The number of countries providing information and data to the UN Climate Change secretariat on forest-related mitigation actions continues to rise. This increases transparency on global efforts to curb rising greenhouse gas emissions.
In addition, systems for measuring, reporting and verifying forest-related emissions by developing country Parties to the UN Climate Change process have improved, thus enabling financing entities such as the Green Climate Fund (GCF) to provide payments for results.
Reducing emissions from deforestation and forest degradation in developing countries (REDD+) is crucial in tackling the climate crisis. First discussed at UN Climate Change negotiations 15 years ago, the framework has evolved to become a vital pillar for achieving the goals of the Paris Agreement.
The UN Intergovernmental Panel on Climate Change (IPCC) identifies REDD+ as the activity with the largest potential for reducing emissions from the agriculture, forestry and other land uses (AFOLU) sector. To effectively implement REDD+, however, requires not only funding, but clear metrics for measuring, reporting and verifying (MRV) the effectiveness of measures taken.
The Warsaw Framework for REDD+ adopted at COP19 in Warsaw in 2013, provides clarity on REDD+ implementation, including on results-based payments.
In 2017, the GCF launched a REDD+ results-based payments pilot scheme with an initial funding of $500 million.

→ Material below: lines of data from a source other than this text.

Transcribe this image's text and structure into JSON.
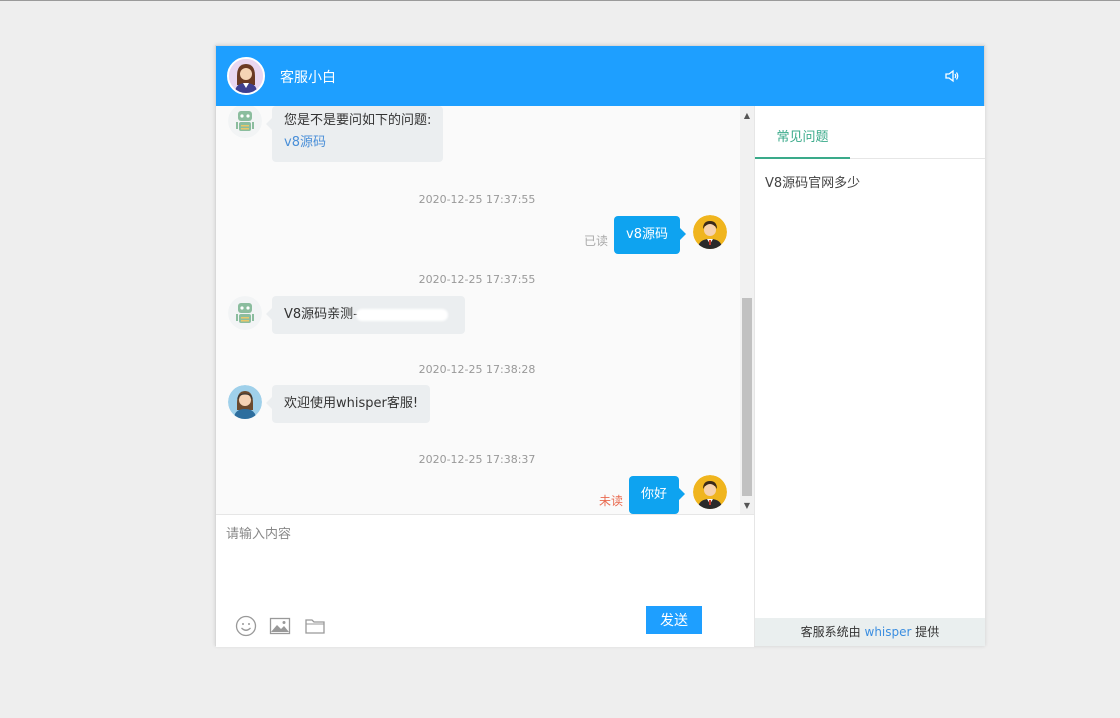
{
  "header": {
    "title": "客服小白"
  },
  "messages": [
    {
      "line1": "您是不是要问如下的问题:",
      "link": "v8源码"
    },
    {
      "time": "2020-12-25 17:37:55",
      "text": "v8源码",
      "status": "已读"
    },
    {
      "time": "2020-12-25 17:37:55",
      "text": "V8源码亲测-"
    },
    {
      "time": "2020-12-25 17:38:28",
      "text": "欢迎使用whisper客服!"
    },
    {
      "time": "2020-12-25 17:38:37",
      "text": "你好",
      "status": "未读"
    }
  ],
  "input": {
    "placeholder": "请输入内容",
    "send_label": "发送"
  },
  "side": {
    "tab_label": "常见问题",
    "faq": [
      "V8源码官网多少"
    ],
    "footer_prefix": "客服系统由",
    "footer_brand": "whisper",
    "footer_suffix": "提供"
  },
  "colors": {
    "primary": "#1e9fff",
    "bubble_right": "#0ea3f0",
    "read": "#aaaaaa",
    "unread": "#e96a4f",
    "tab_accent": "#3aaa8a"
  }
}
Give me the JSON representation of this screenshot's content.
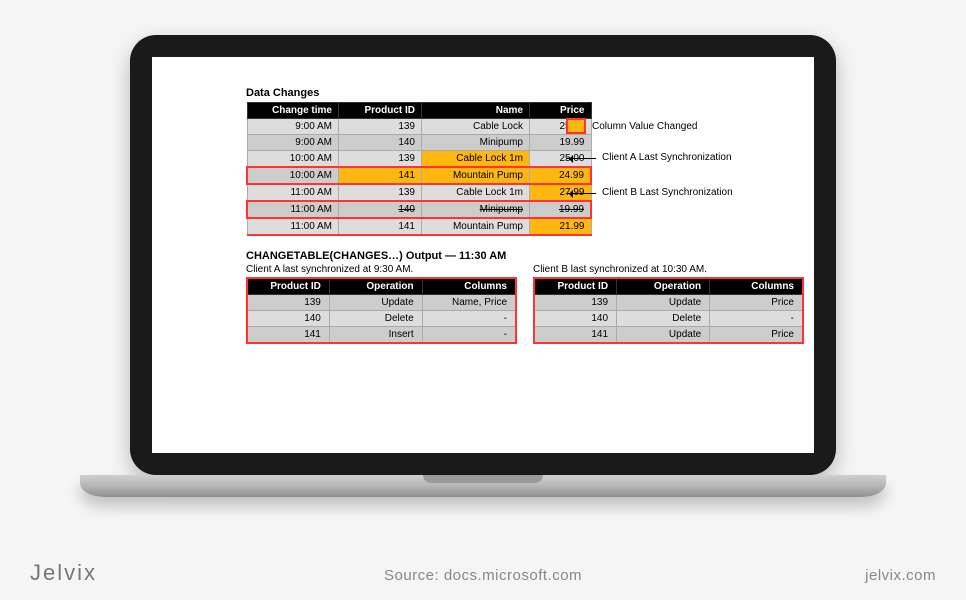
{
  "title_main": "Data Changes",
  "table1": {
    "headers": [
      "Change time",
      "Product ID",
      "Name",
      "Price"
    ],
    "rows": [
      {
        "cells": [
          "9:00 AM",
          "139",
          "Cable Lock",
          "25.00"
        ],
        "highlight": [],
        "strike": [],
        "redbox": false
      },
      {
        "cells": [
          "9:00 AM",
          "140",
          "Minipump",
          "19.99"
        ],
        "highlight": [],
        "strike": [],
        "redbox": false
      },
      {
        "cells": [
          "10:00 AM",
          "139",
          "Cable Lock 1m",
          "25.00"
        ],
        "highlight": [
          2
        ],
        "strike": [],
        "redbox": false
      },
      {
        "cells": [
          "10:00 AM",
          "141",
          "Mountain Pump",
          "24.99"
        ],
        "highlight": [
          1,
          2,
          3
        ],
        "strike": [],
        "redbox": true
      },
      {
        "cells": [
          "11:00 AM",
          "139",
          "Cable Lock 1m",
          "27.99"
        ],
        "highlight": [
          3
        ],
        "strike": [],
        "redbox": false
      },
      {
        "cells": [
          "11:00 AM",
          "140",
          "Minipump",
          "19.99"
        ],
        "highlight": [],
        "strike": [
          1,
          2,
          3
        ],
        "redbox": true
      },
      {
        "cells": [
          "11:00 AM",
          "141",
          "Mountain Pump",
          "21.99"
        ],
        "highlight": [
          3
        ],
        "strike": [],
        "redbox": false
      }
    ]
  },
  "legend": {
    "changed": "Column Value Changed",
    "clientA": "Client A Last Synchronization",
    "clientB": "Client B Last Synchronization"
  },
  "section2_title": "CHANGETABLE(CHANGES…) Output — 11:30 AM",
  "sync": {
    "headers": [
      "Product ID",
      "Operation",
      "Columns"
    ],
    "a": {
      "caption": "Client A last synchronized at 9:30 AM.",
      "rows": [
        [
          "139",
          "Update",
          "Name, Price"
        ],
        [
          "140",
          "Delete",
          "-"
        ],
        [
          "141",
          "Insert",
          "-"
        ]
      ]
    },
    "b": {
      "caption": "Client B last synchronized at 10:30 AM.",
      "rows": [
        [
          "139",
          "Update",
          "Price"
        ],
        [
          "140",
          "Delete",
          "-"
        ],
        [
          "141",
          "Update",
          "Price"
        ]
      ]
    }
  },
  "footer": {
    "brand": "Jelvix",
    "source": "Source: docs.microsoft.com",
    "site": "jelvix.com"
  }
}
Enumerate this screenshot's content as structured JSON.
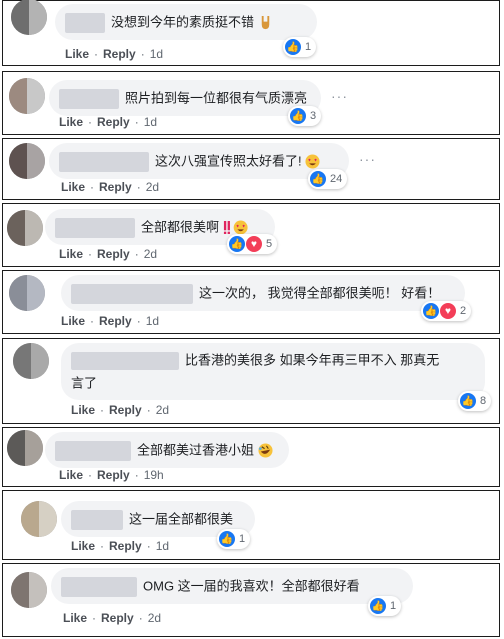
{
  "ui": {
    "like_label": "Like",
    "reply_label": "Reply",
    "more_label": "···"
  },
  "colors": {
    "like_blue": "#1877f2",
    "love_red": "#f33e58",
    "bubble_bg": "#f2f3f5"
  },
  "comments": [
    {
      "text": "没想到今年的素质挺不错",
      "emoji": "rock-on-hand-emoji",
      "time": "1d",
      "reactions": [
        "like"
      ],
      "count": "1"
    },
    {
      "text": "照片拍到每一位都很有气质漂亮",
      "emoji": "",
      "time": "1d",
      "reactions": [
        "like"
      ],
      "count": "3"
    },
    {
      "text": "这次八强宣传照太好看了!",
      "emoji": "heart-eyes-emoji",
      "time": "2d",
      "reactions": [
        "like"
      ],
      "count": "24"
    },
    {
      "text": "全部都很美啊",
      "emoji": "double-exclamation-heart-eyes-emoji",
      "time": "2d",
      "reactions": [
        "like",
        "love"
      ],
      "count": "5"
    },
    {
      "text": "这一次的， 我觉得全部都很美呃！ 好看！",
      "emoji": "",
      "time": "1d",
      "reactions": [
        "like",
        "love"
      ],
      "count": "2"
    },
    {
      "text_line1": "比香港的美很多 如果今年再三甲不入 那真无",
      "text_line2": "言了",
      "emoji": "",
      "time": "2d",
      "reactions": [
        "like"
      ],
      "count": "8"
    },
    {
      "text": "全部都美过香港小姐",
      "emoji": "rofl-emoji",
      "time": "19h",
      "reactions": [
        "like"
      ],
      "count": ""
    },
    {
      "text": "这一届全部都很美",
      "emoji": "",
      "time": "1d",
      "reactions": [
        "like"
      ],
      "count": "1"
    },
    {
      "text": "OMG 这一届的我喜欢！全部都很好看",
      "emoji": "",
      "time": "2d",
      "reactions": [
        "like"
      ],
      "count": "1"
    }
  ]
}
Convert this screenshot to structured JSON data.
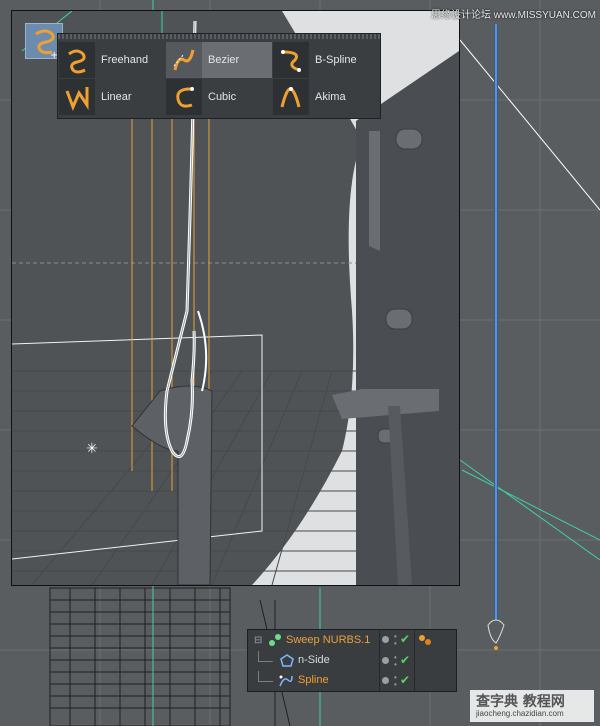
{
  "spline_menu": {
    "items": [
      {
        "label": "Freehand",
        "active": false,
        "icon": "freehand-spline-icon"
      },
      {
        "label": "Bezier",
        "active": true,
        "icon": "bezier-spline-icon"
      },
      {
        "label": "B-Spline",
        "active": false,
        "icon": "bspline-icon"
      },
      {
        "label": "Linear",
        "active": false,
        "icon": "linear-spline-icon"
      },
      {
        "label": "Cubic",
        "active": false,
        "icon": "cubic-spline-icon"
      },
      {
        "label": "Akima",
        "active": false,
        "icon": "akima-spline-icon"
      }
    ]
  },
  "object_manager": {
    "objects": [
      {
        "name": "Sweep NURBS.1",
        "color": "#e6a23c",
        "icon": "sweep-nurbs-icon"
      },
      {
        "name": "n-Side",
        "color": "#d8dadc",
        "icon": "nside-icon"
      },
      {
        "name": "Spline",
        "color": "#f0a030",
        "icon": "spline-object-icon"
      }
    ]
  },
  "watermark": {
    "top": "思缘设计论坛 www.MISSYUAN.COM",
    "logo": "查字典 教程网",
    "url": "jiaocheng.chazidian.com"
  },
  "colors": {
    "accent_orange": "#f0a030",
    "check_green": "#5fd05f",
    "viewport_bg": "#4f5356"
  }
}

Since then, countries have been able to receive payments for results achieved following the MRV processes coordinated by the UN Climate Change secretariat on the basis of the Warsaw Framework.
One of the elements to be developed by developing country Parties implementing REDD+ activities is a national forest reference emission level and/or forest reference level. Reference levels are expressed as tonnes of CO2 equivalent per year for a reference period against which the emissions and removals from a results period will be compared.
Countries are also requested to provide UN Climate Change with information on how all the REDD+ safeguards are being addressed and respected. This information is made publicly available on the REDD+ Web Platform with the aim of increasing transparency of information on REDD+ results-based actions.
Since the first submission in 2014, a total of 50 developing countries have submitted a REDD+ forest reference emission level and/or forest reference level for technical assessment to UN Climate Change. Eleven countries have submitted a technical annex with REDD+ results; 16 countries have submitted a summary of information on how safeguards are being addressed and respected; and 14 countries have submitted a national strategy or action plan. Seven countries are listed in the REDD+ Web Platform, having all elements in place to be eligible to seek and obtain results-based finance for REDD+.
Results-based payments now being made
Many developing countries have significantly increased their national capacity to monitor and report on forest-related emissions, leading to the first results-based payments being made.
So far, four countries have been granted REDD+ results-based payments from the GCF – equal to $229 million – for emissions reductions of approximately 45 Mt CO2eq. They are: Brazil ($96.5 million); Ecuador ($18.6 million); Chile ($63.6 million); and Paraguay ($50 million.) More payments are in the pipeline.